Pilot Program for Enhancement of Employee Whistleblower Protections

In order to encourage employees to report fraud, waste, and abuse in federally-funded programs, the National Defense Authorization Act for Fiscal Year 2013[1] established a pilot program for enhancing contractor employee whistleblower protections. These protections extend to all individuals working in federally-funded programs, including sponsored research.

As an employee of the University of Nebraska working on a federally-sponsored research project, you are entitled to the rights and remedies provided by the pilot program. Specifically, the University of Nebraska is prohibited from discharging, demoting, or otherwise discriminating against you as a reprisal for whistleblowing.[2] These protections cannot be waived by any agreement, policy, form, or condition of employment.

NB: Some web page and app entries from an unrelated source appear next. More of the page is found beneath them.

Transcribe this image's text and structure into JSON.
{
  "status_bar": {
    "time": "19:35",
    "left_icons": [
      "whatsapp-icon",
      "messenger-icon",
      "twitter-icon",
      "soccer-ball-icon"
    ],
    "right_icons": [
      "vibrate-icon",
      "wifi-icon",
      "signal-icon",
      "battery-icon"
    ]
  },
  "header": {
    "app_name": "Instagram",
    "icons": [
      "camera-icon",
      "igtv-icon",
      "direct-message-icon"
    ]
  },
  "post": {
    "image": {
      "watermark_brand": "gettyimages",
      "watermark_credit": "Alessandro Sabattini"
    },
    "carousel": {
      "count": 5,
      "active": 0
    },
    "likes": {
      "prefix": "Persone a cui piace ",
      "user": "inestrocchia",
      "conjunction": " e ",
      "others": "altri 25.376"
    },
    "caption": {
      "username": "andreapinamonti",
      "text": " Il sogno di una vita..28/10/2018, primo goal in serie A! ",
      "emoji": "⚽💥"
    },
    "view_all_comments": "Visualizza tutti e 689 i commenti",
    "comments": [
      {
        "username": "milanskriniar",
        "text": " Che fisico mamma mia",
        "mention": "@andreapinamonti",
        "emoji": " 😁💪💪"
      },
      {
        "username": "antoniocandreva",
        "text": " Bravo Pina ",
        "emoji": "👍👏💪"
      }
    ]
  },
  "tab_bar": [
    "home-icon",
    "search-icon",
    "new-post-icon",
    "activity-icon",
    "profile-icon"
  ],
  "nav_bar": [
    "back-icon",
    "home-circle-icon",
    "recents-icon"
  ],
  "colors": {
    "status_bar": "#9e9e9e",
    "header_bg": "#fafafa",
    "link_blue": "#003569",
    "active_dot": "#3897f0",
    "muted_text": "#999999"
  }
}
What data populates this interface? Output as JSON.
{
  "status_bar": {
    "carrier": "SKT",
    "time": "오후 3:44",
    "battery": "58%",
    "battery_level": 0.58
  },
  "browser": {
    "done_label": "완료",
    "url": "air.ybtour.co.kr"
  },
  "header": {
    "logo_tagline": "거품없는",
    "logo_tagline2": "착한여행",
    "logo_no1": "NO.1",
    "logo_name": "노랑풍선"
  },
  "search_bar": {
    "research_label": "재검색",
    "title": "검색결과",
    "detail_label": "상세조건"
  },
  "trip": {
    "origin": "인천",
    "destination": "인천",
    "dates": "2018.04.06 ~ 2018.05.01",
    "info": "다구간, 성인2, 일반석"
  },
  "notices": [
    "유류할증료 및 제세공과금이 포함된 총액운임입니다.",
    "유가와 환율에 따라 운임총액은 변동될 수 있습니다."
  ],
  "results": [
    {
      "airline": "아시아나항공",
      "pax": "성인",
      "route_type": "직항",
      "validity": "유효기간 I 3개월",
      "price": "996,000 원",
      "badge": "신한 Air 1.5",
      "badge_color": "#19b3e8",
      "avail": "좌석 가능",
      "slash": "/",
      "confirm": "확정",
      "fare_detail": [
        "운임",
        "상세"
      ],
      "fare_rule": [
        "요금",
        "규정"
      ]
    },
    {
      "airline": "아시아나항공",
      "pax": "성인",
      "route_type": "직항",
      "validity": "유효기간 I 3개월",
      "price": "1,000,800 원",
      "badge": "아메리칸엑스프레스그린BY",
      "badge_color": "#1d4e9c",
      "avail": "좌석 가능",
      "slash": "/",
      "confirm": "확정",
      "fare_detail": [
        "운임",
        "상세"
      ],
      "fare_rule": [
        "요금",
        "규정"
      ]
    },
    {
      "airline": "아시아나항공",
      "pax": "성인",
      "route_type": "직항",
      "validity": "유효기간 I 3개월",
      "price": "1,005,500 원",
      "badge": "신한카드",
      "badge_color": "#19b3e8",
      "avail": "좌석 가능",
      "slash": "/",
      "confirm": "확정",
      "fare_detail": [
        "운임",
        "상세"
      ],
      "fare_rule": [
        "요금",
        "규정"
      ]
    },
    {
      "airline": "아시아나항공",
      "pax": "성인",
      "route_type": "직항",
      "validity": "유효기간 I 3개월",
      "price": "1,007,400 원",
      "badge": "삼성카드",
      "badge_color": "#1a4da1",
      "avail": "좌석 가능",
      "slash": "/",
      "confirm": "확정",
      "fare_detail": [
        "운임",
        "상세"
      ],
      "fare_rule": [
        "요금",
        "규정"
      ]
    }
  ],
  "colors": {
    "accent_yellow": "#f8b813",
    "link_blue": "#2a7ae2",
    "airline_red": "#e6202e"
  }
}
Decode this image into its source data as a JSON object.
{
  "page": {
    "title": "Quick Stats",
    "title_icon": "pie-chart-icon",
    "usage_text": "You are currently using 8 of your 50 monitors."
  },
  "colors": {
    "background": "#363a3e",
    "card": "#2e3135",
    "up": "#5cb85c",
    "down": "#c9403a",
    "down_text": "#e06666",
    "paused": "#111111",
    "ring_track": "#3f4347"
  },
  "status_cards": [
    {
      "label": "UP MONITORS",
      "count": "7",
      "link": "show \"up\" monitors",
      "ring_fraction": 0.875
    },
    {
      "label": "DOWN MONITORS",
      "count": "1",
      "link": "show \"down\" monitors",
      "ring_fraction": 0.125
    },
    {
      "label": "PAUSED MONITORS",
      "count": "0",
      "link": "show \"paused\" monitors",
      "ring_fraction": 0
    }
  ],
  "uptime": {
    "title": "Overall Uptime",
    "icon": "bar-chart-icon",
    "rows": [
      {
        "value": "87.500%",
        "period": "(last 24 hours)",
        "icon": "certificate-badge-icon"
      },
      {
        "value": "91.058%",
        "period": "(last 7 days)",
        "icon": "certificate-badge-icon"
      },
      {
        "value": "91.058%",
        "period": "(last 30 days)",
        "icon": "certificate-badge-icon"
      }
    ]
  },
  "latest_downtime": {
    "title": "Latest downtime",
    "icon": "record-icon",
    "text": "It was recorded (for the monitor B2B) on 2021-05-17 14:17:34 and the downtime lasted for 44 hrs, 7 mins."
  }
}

Whistleblowing is defined as disclosing information that you reasonably believe is evidence of any of the following:

  • Gross mismanagement of a federal contract or grant;
  • Gross waste of federal funds;
  • Abuse of authority relating to a federal contract or grant;
  • A substantial and specific danger to public health or safety; or
  • A violation of law, rule, or regulation related to a federal contract or grant (including the competition for, or negotiation of, a contract or grant).[3]

In order to qualify for whistleblower protection under the pilot program, your disclosure must be made to one of the following persons or entities:

  • A member of Congress or a representative of a congressional committee;
  • An Inspector General that has oversight over contracts awarded for, or on behalf of, the federal agency concerned in the contract or grant;
  • The Government Accountability Office;
  • A federal employee responsible for contract or grant oversight or management at the relevant agency;
  • An authorized official of the Department of Justice or other law enforcement agency;
  • A court or grand jury; or
  • A management official or other employee of the contractor, subcontractor, grantee, or subgrantee who has the responsibility to investigate, discover, or address misconduct.[4]

If you believe that you have been discharged, demoted, or otherwise discriminated against as a reprisal for whistleblowing related to a federal contract or grant, you may submit a complaint to the Inspector General of the agency concerned.[5] Procedures for making disclosures can be found on the Office of the Inspector General’s Whistleblower Hotline (http://www.oig.doc.gov/pages/hotline.aspx). Keep in mind that you cannot file a complaint more than three years after the date on which the alleged reprisal took place.[6]

More information may be found at: http://uscode.house.gov/view.xhtml?req=(title:41%20section:4712%20edition:prelim)

If you have questions, please contact Jeanne Wicks, jwicks2@unl.edu.

[1] Pub. L. 112-239.
[2] 48 C.F.R. 3.908-3(a).
[3] 48 C.F.R. 3.908-3(a).
[4] 48 C.F.R. 3.908-3(b).
[5] 48 C.F.R. 3.908-4.
[6] 48 C.F.R. 3.908-4.